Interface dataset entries
=== Begin Enclosure ===
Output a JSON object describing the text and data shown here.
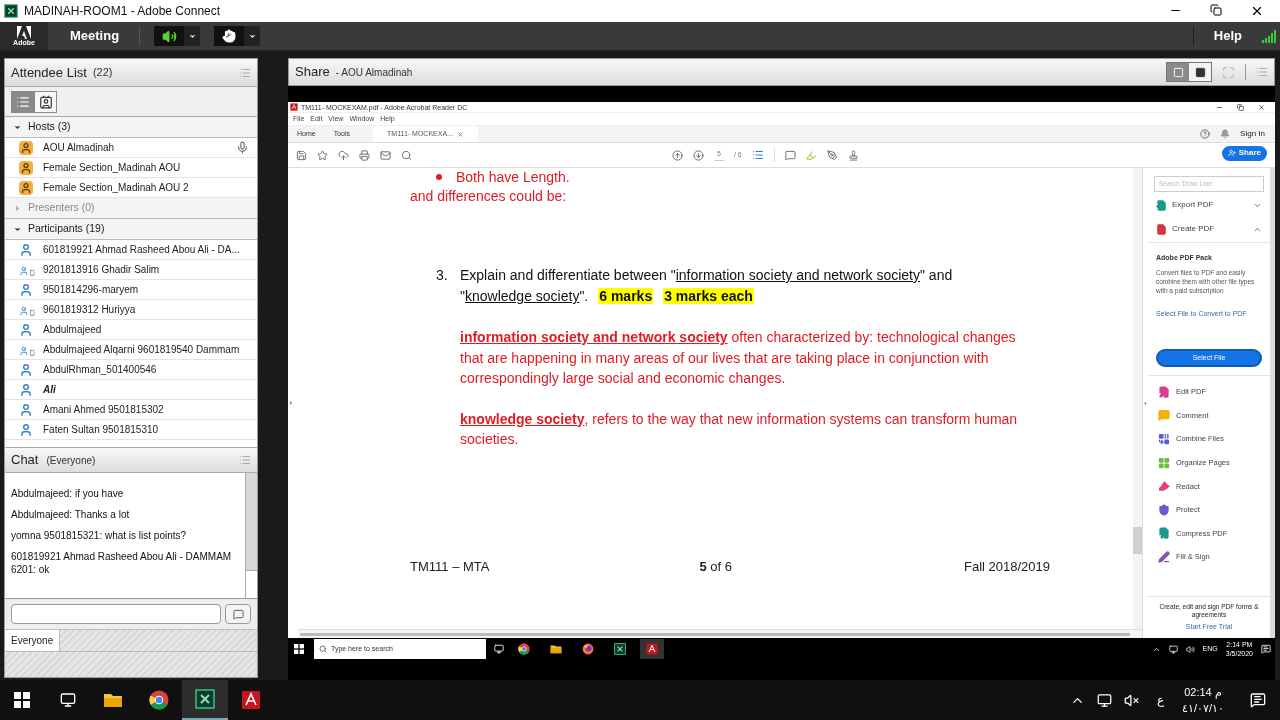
{
  "window": {
    "title": "MADINAH-ROOM1 - Adobe Connect"
  },
  "app_bar": {
    "logo": "Adobe",
    "menu": "Meeting",
    "speaker_on": true,
    "help": "Help"
  },
  "attendee_list": {
    "title": "Attendee List",
    "count": "(22)",
    "view_tabs": [
      {
        "selected": true
      },
      {
        "selected": false
      }
    ],
    "groups": [
      {
        "label": "Hosts (3)",
        "expanded": true,
        "people": [
          {
            "name": "AOU  Almadinah",
            "kind": "host",
            "italic": false,
            "speaking": true
          },
          {
            "name": "Female Section_Madinah AOU",
            "kind": "host",
            "italic": false,
            "speaking": false
          },
          {
            "name": "Female Section_Madinah AOU 2",
            "kind": "host",
            "italic": false,
            "speaking": false
          }
        ]
      },
      {
        "label": "Presenters (0)",
        "expanded": false
      },
      {
        "label": "Participants (19)",
        "expanded": true,
        "people": [
          {
            "name": "601819921 Ahmad Rasheed Abou Ali - DA...",
            "kind": "desktop",
            "italic": false,
            "speaking": false
          },
          {
            "name": "9201813916 Ghadir Salim",
            "kind": "device",
            "italic": false,
            "speaking": false
          },
          {
            "name": "9501814296-maryem",
            "kind": "desktop",
            "italic": false,
            "speaking": false
          },
          {
            "name": "9601819312 Huriyya",
            "kind": "device",
            "italic": false,
            "speaking": false
          },
          {
            "name": "Abdulmajeed",
            "kind": "desktop",
            "italic": false,
            "speaking": false
          },
          {
            "name": "Abdulmajeed Alqarni 9601819540 Dammam",
            "kind": "device",
            "italic": false,
            "speaking": false
          },
          {
            "name": "AbdulRhman_501400546",
            "kind": "desktop",
            "italic": false,
            "speaking": false
          },
          {
            "name": "Ali",
            "kind": "desktop",
            "italic": true,
            "speaking": false
          },
          {
            "name": "Amani Ahmed 9501815302",
            "kind": "desktop",
            "italic": false,
            "speaking": false
          },
          {
            "name": "Faten Sultan 9501815310",
            "kind": "desktop",
            "italic": false,
            "speaking": false
          }
        ]
      }
    ]
  },
  "chat": {
    "title": "Chat",
    "audience": "(Everyone)",
    "messages": [
      {
        "sender": "Abdulmajeed:",
        "text": "if you have"
      },
      {
        "sender": "Abdulmajeed:",
        "text": "Thanks a lot"
      },
      {
        "sender": "yomna 9501815321:",
        "text": "what is list points?"
      },
      {
        "sender": "601819921 Ahmad Rasheed Abou Ali - DAMMAM 6201:",
        "text": "ok"
      }
    ],
    "recipient_tab": "Everyone"
  },
  "share": {
    "title": "Share",
    "presenter": "- AOU  Almadinah",
    "acrobat": {
      "title": "TM111- MOCKEXAM.pdf - Adobe Acrobat Reader DC",
      "menu": [
        "File",
        "Edit",
        "View",
        "Window",
        "Help"
      ],
      "tabs": [
        {
          "label": "Home",
          "selected": false
        },
        {
          "label": "Tools",
          "selected": false
        },
        {
          "label": "TM111- MOCKEXA...",
          "selected": true
        }
      ],
      "page": "5",
      "page_total": "/ 6",
      "sign_in": "Sign In",
      "share_button": "Share",
      "document": {
        "bullet": "Both have Length.",
        "lead": "and differences could be:",
        "question": {
          "number": "3.",
          "segments": [
            {
              "kind": "plain",
              "text": "Explain and differentiate between \""
            },
            {
              "kind": "underline",
              "text": "information society and network society"
            },
            {
              "kind": "plain",
              "text": "\" and \""
            },
            {
              "kind": "underline",
              "text": "knowledge society"
            },
            {
              "kind": "plain",
              "text": "\"."
            },
            {
              "kind": "highlight",
              "text": "6 marks"
            },
            {
              "kind": "highlight",
              "text": "3 marks each"
            }
          ]
        },
        "answers": [
          {
            "term": "information society and network society",
            "text": " often characterized by: technological changes that are happening in many areas of our lives that are taking place in conjunction with correspondingly large social and economic changes."
          },
          {
            "term": "knowledge society",
            "text": ", refers to the way that new information systems can transform human societies."
          }
        ],
        "footer": {
          "left": "TM111 – MTA",
          "center": "**5** of 6",
          "right": "Fall 2018/2019"
        }
      },
      "tools_pane": {
        "search_placeholder": "Search 'Draw Line'",
        "top_tools": [
          {
            "label": "Export PDF",
            "expanded": false,
            "color": "#1a9a8a"
          },
          {
            "label": "Create PDF",
            "expanded": true,
            "color": "#d8343f"
          }
        ],
        "pack": {
          "title": "Adobe PDF Pack",
          "description": "Convert files to PDF and easily combine them with other file types with a paid subscription",
          "link": "Select File to Convert to PDF",
          "button": "Select File"
        },
        "tools": [
          {
            "label": "Edit PDF",
            "kind": "edit",
            "color": "#d6408f"
          },
          {
            "label": "Comment",
            "kind": "comment",
            "color": "#f2b400"
          },
          {
            "label": "Combine Files",
            "kind": "combine",
            "color": "#5b5bd6"
          },
          {
            "label": "Organize Pages",
            "kind": "organize",
            "color": "#6bbf3a"
          },
          {
            "label": "Redact",
            "kind": "redact",
            "color": "#e0407a"
          },
          {
            "label": "Protect",
            "kind": "protect",
            "color": "#6a5acd"
          },
          {
            "label": "Compress PDF",
            "kind": "compress",
            "color": "#1a9a8a"
          },
          {
            "label": "Fill & Sign",
            "kind": "sign",
            "color": "#8a4fbf"
          }
        ],
        "footer": "Create, edit and sign PDF forms & agreements",
        "trial": "Start Free Trial"
      }
    },
    "inner_taskbar": {
      "search_placeholder": "Type here to search",
      "apps": [
        {
          "kind": "chrome",
          "selected": false
        },
        {
          "kind": "folder",
          "selected": false
        },
        {
          "kind": "firefox",
          "selected": false
        },
        {
          "kind": "connect",
          "selected": false
        },
        {
          "kind": "acrobat",
          "selected": true
        }
      ],
      "language": "ENG",
      "time": "2:14 PM",
      "date": "3/5/2020"
    }
  },
  "taskbar": {
    "apps": [
      {
        "kind": "folder",
        "selected": false
      },
      {
        "kind": "chrome",
        "selected": false
      },
      {
        "kind": "connect",
        "selected": true
      },
      {
        "kind": "acrobat",
        "selected": false
      }
    ],
    "language": "ع",
    "time": "02:14 م",
    "date": "٤١/٠٧/١٠"
  }
}
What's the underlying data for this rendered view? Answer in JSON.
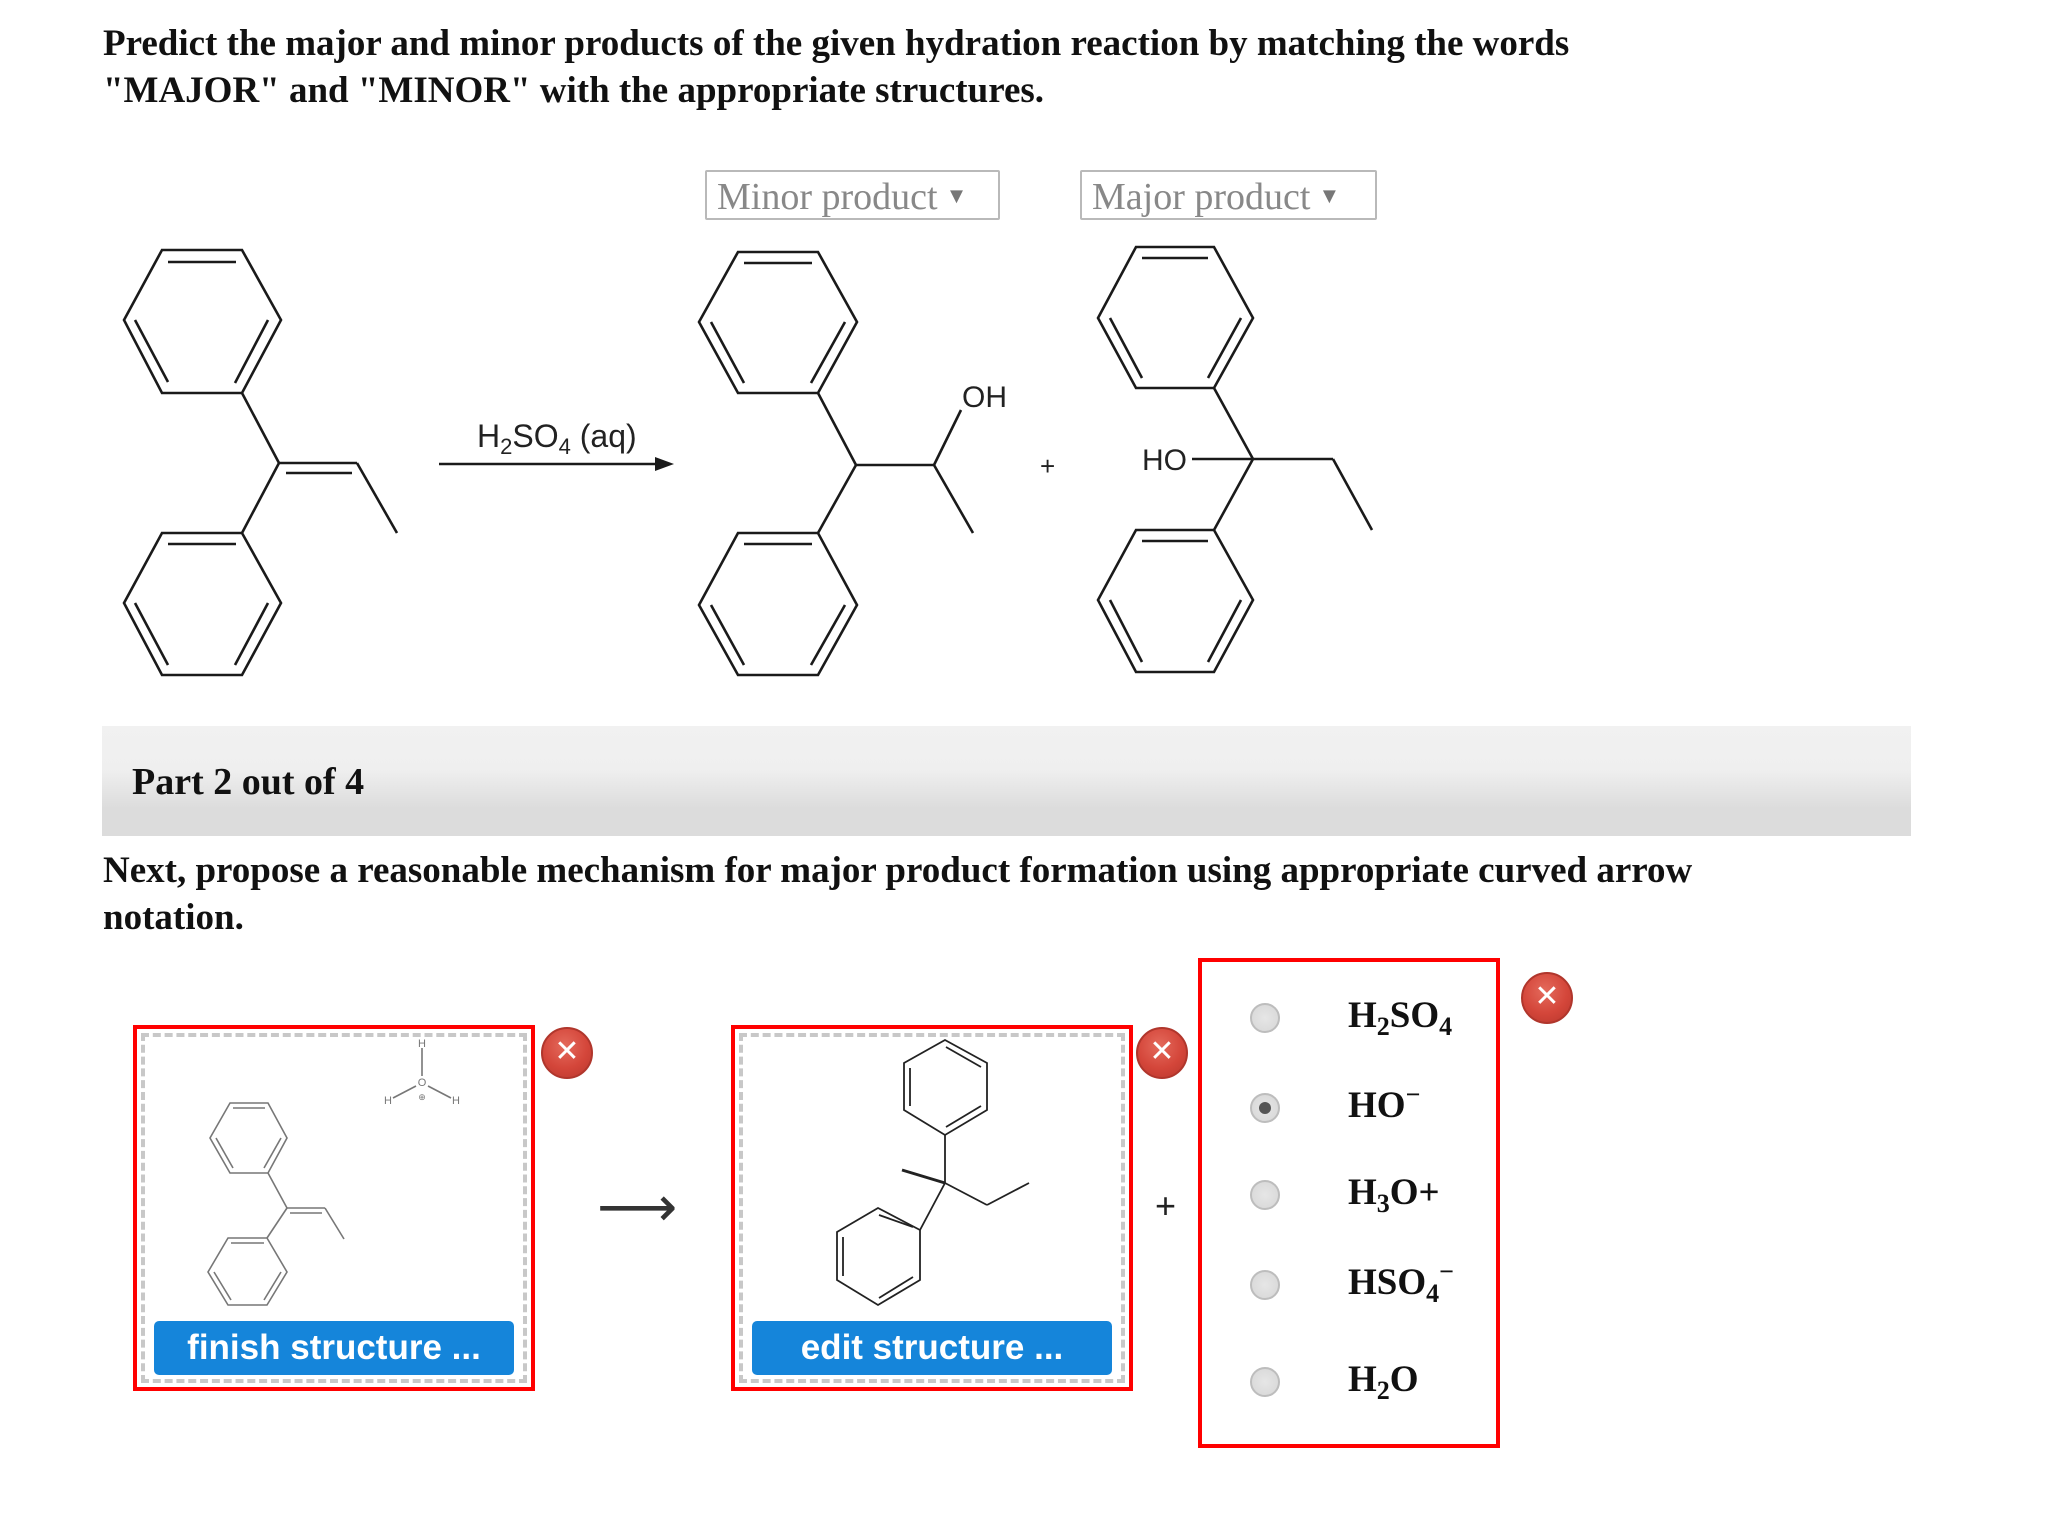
{
  "question": {
    "line1": "Predict the major and minor products of the given hydration reaction by matching the words",
    "line2": "\"MAJOR\" and \"MINOR\" with the appropriate structures."
  },
  "dropdowns": [
    {
      "selected": "Minor product",
      "caret": "▼"
    },
    {
      "selected": "Major product",
      "caret": "▼"
    }
  ],
  "reaction": {
    "reagent_main": "H",
    "reagent_sub1": "2",
    "reagent_mid": "SO",
    "reagent_sub2": "4",
    "reagent_tail": " (aq)",
    "plus": "+",
    "minor_product_label": "OH",
    "major_product_label": "HO"
  },
  "part": {
    "label": "Part 2 out of 4"
  },
  "instruction": {
    "line1": "Next, propose a reasonable mechanism for major product formation using appropriate curved arrow",
    "line2": "notation."
  },
  "mechanism": {
    "box1_button": "finish structure ...",
    "box2_button": "edit structure ...",
    "arrow": "⟶",
    "plus": "+",
    "close_glyph": "✕",
    "hydronium": {
      "O": "O",
      "H": "H",
      "charge": "⊕"
    }
  },
  "options": {
    "selected_index": 1,
    "items": [
      {
        "base": "H",
        "sub": "2",
        "rest": "SO",
        "sub2": "4",
        "sup": ""
      },
      {
        "base": "HO",
        "sub": "",
        "rest": "",
        "sub2": "",
        "sup": "−"
      },
      {
        "base": "H",
        "sub": "3",
        "rest": "O+",
        "sub2": "",
        "sup": ""
      },
      {
        "base": "HSO",
        "sub": "",
        "rest": "",
        "sub2": "4",
        "sup": "−"
      },
      {
        "base": "H",
        "sub": "2",
        "rest": "O",
        "sub2": "",
        "sup": ""
      }
    ]
  },
  "colors": {
    "error_border": "#ff0000",
    "button_blue": "#1585da",
    "close_red": "#d4463a"
  }
}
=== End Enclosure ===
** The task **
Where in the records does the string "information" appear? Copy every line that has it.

** Exercise response **
              "text": "information society and network society"
            "term": "information society and network society",
            "text": ", refers to the way that new information systems can transform human societies."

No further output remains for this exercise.